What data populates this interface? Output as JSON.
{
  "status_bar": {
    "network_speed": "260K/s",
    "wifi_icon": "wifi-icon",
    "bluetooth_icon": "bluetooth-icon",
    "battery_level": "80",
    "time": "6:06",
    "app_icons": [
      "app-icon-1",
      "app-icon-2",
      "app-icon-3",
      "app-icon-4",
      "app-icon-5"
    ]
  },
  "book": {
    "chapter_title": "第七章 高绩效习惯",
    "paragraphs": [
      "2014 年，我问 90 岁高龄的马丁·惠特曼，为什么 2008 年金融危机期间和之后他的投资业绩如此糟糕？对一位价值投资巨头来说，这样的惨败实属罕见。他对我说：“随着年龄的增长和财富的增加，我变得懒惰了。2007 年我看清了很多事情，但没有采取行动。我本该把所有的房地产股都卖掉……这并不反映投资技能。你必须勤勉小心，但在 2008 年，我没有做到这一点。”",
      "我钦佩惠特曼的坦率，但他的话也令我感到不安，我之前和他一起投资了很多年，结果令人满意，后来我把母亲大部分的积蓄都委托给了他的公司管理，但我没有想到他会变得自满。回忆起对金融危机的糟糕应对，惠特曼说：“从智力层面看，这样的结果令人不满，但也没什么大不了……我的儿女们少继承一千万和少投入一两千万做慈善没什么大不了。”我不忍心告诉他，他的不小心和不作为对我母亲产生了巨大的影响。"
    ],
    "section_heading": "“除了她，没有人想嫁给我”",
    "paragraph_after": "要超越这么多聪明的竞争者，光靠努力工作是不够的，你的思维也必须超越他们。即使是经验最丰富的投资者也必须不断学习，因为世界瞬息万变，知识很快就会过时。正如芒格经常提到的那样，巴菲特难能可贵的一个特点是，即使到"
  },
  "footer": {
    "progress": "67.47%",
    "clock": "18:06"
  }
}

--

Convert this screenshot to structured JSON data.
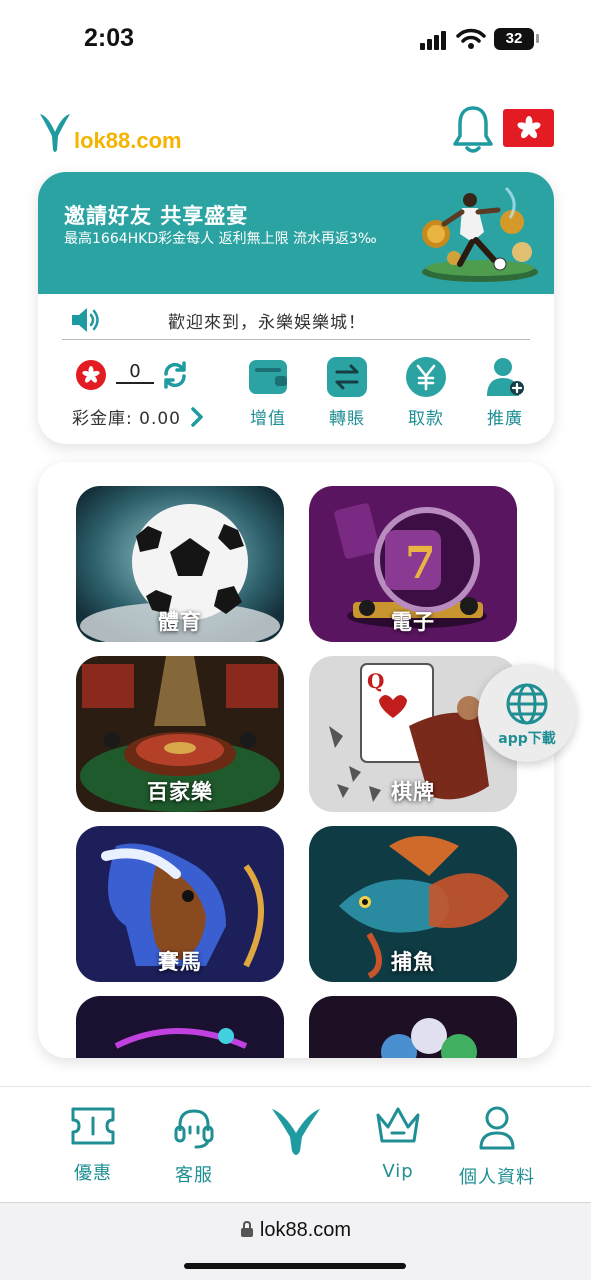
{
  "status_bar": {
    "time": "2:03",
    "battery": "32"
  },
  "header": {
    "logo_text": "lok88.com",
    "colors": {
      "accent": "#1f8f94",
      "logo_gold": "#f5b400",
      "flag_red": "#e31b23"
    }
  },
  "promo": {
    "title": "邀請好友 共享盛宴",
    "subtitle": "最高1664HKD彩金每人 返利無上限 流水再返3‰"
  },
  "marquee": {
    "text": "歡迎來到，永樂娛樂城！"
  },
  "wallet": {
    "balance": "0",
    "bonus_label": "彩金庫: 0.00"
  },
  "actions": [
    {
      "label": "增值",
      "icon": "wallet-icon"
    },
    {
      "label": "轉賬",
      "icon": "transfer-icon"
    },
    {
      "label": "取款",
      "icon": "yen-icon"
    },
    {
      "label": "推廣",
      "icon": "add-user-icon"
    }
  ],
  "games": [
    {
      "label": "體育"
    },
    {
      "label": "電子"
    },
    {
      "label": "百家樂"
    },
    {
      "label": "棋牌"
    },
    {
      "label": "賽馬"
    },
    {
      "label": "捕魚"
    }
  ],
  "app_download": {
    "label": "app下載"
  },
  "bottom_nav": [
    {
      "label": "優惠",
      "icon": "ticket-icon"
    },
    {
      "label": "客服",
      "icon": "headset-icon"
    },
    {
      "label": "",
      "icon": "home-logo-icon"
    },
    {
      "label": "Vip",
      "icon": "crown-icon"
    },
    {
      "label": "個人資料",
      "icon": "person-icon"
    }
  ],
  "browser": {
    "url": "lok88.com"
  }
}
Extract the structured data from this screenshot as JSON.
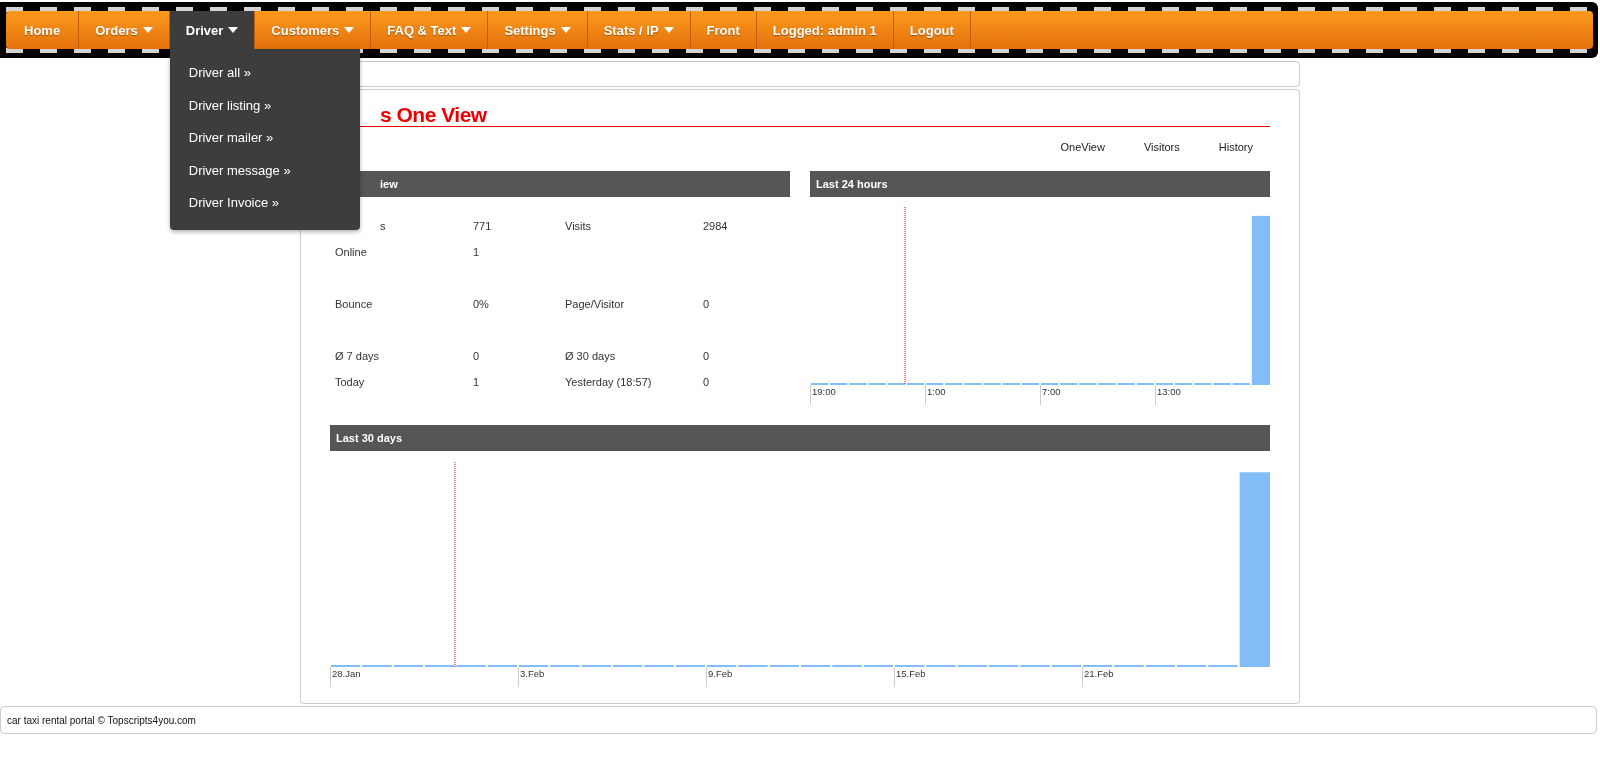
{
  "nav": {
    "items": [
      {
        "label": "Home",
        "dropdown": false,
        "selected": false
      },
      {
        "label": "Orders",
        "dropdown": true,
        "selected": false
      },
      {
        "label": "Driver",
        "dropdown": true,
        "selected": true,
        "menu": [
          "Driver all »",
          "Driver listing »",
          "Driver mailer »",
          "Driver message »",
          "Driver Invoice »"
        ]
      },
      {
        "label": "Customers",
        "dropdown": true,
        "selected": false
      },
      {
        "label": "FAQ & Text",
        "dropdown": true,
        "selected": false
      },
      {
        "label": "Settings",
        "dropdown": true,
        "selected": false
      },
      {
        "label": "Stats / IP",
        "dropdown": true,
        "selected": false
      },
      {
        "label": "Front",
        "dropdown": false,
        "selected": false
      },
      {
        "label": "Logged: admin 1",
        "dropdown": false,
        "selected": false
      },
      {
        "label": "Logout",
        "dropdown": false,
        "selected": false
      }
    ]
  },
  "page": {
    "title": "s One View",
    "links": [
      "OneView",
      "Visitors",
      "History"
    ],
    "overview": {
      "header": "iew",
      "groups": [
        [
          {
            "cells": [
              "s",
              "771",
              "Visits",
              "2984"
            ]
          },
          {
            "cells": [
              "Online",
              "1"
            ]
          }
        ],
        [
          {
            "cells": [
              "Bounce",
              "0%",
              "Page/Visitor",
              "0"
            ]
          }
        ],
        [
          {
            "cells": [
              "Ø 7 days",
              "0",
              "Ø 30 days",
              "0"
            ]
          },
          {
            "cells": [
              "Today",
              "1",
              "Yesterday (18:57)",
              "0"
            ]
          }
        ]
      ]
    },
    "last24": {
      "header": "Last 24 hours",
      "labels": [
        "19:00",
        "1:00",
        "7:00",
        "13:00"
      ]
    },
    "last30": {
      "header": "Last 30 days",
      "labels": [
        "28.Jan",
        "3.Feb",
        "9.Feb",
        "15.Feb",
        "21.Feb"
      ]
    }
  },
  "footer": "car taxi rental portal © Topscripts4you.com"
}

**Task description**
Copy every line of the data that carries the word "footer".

**Reply to the exercise**
  "footer": {
  "footer": "car taxi rental portal © Topscripts4you.com"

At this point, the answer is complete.